from PeterRollins.net by admin
was sitting on a plane recently watching the film Ghost Town directed
by David Koepp. What struck me at the time was the central insight of
the main character. In the last third of the film he comes to realise
that ghosts walk among us, not because they have unfinished business
with us, but because we have unfinished business with them.
moment in the film betrays an understanding of how it is impossible to
wipe away the presence of those we love when we feel that they left
before their time (and of course the passing of our beloved is always
Those we love will always be remembered, but when we
have unfinished business with them, when we feel that they died to us
before their time, they will continue to haunt us. While the light of
their life is extinguished, a faint but persistent aroma of their
While those we cherish were absent to us
before we ever met them, the absence that is formed in their aftermath
is of a fundamentally different quality. For this posthumously
generated absence has weight and substance. It is, as Sartre would say,
a felt absence. Indeed, more than this, our beloved’s very entrance
into our world transforms the absence that existed before their
arrival. In encountering our beloved we retroactively invest the
previous absence with a meaning it did not originally posses. Hence the
romantic insight of the one who says, ‘Before I met you I never longed
for you, but now that I know you I realise that I have longed for you
from the very beginning’. In other words, the longing for our beloved
is generated at a specific point in our existence (in our encounter
with them) and then retroactively projected onto our entire existence
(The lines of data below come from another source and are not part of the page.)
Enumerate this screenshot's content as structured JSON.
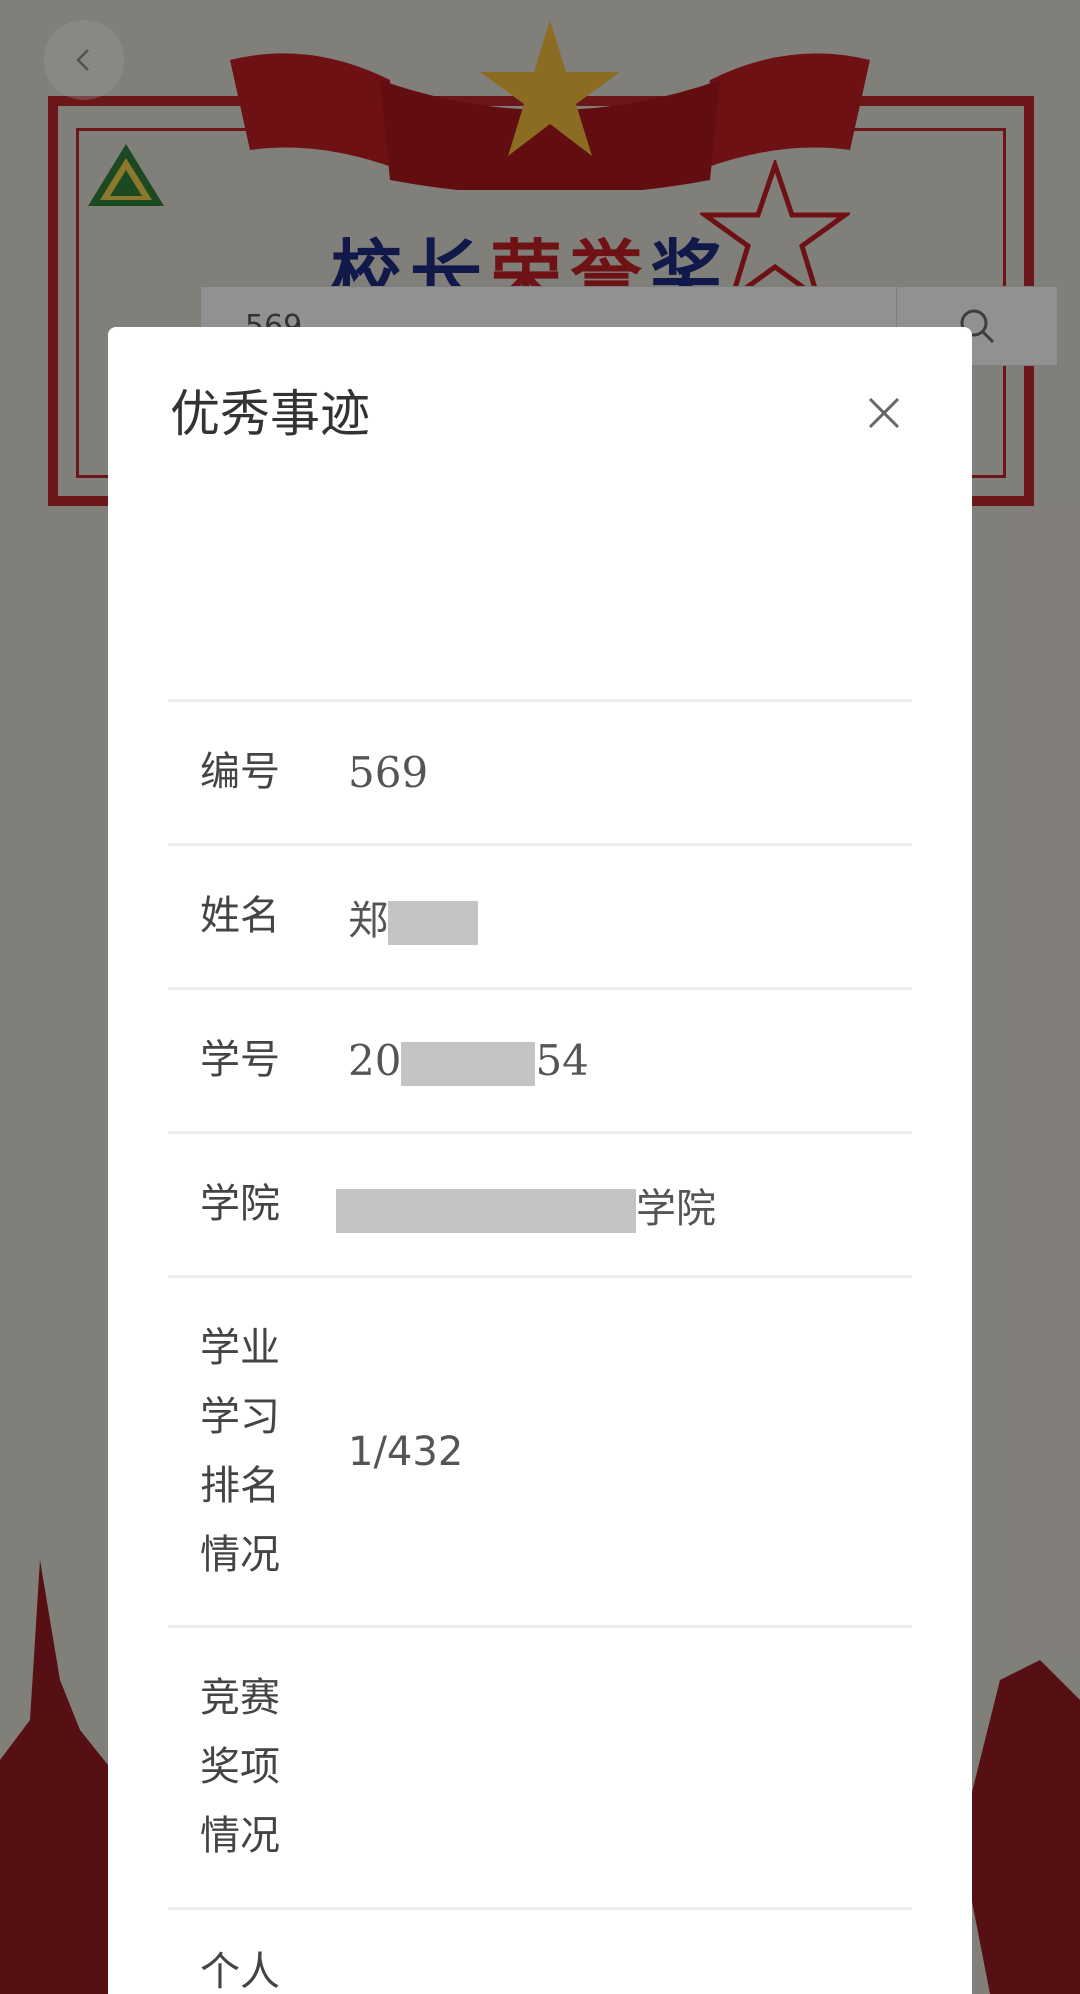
{
  "background": {
    "banner_title": {
      "part1": "校长",
      "part2": "荣誉",
      "part3": "奖"
    }
  },
  "search": {
    "value": "569"
  },
  "modal": {
    "title": "优秀事迹",
    "rows": [
      {
        "label": "编号",
        "value": "569"
      },
      {
        "label": "姓名",
        "value_prefix": "郑"
      },
      {
        "label": "学号",
        "value_prefix": "20",
        "value_suffix": "54"
      },
      {
        "label": "学院",
        "value_suffix": "学院"
      },
      {
        "label": "学业\n学习\n排名\n情况",
        "value": "1/432"
      },
      {
        "label": "竞赛\n奖项\n情况",
        "value": ""
      },
      {
        "label": "个人",
        "value": ""
      }
    ]
  },
  "colors": {
    "frame_red": "#b3262b",
    "title_blue": "#1b2a7a"
  },
  "icons": [
    "back-chevron-icon",
    "search-icon",
    "close-icon",
    "school-logo-icon",
    "star-icon"
  ]
}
(past, present and future). The longing is thus created within time and
yet manifests itself as uncreated and timeless.
And so the
passing of those we love creates a void in the very midst of our
consciousness. An emptiness in the amorphous shape of the one who is no
longer with us. And this ghostly presence of an absence is what haunts
us until we make our peace with it and let it go.
To do this we
must learn how to mourn, for mourning marks the passing of the dead and
allows us to make peace with our ghosts. As the psychoanalyst Darian
Leader would say, if we do not engage in the act of mourning, which
marks the death of those we love, then we will fall prey to
melancholia, the state in which we die with them.
In short, even though ghosts do not exist they are, as we know, all too real.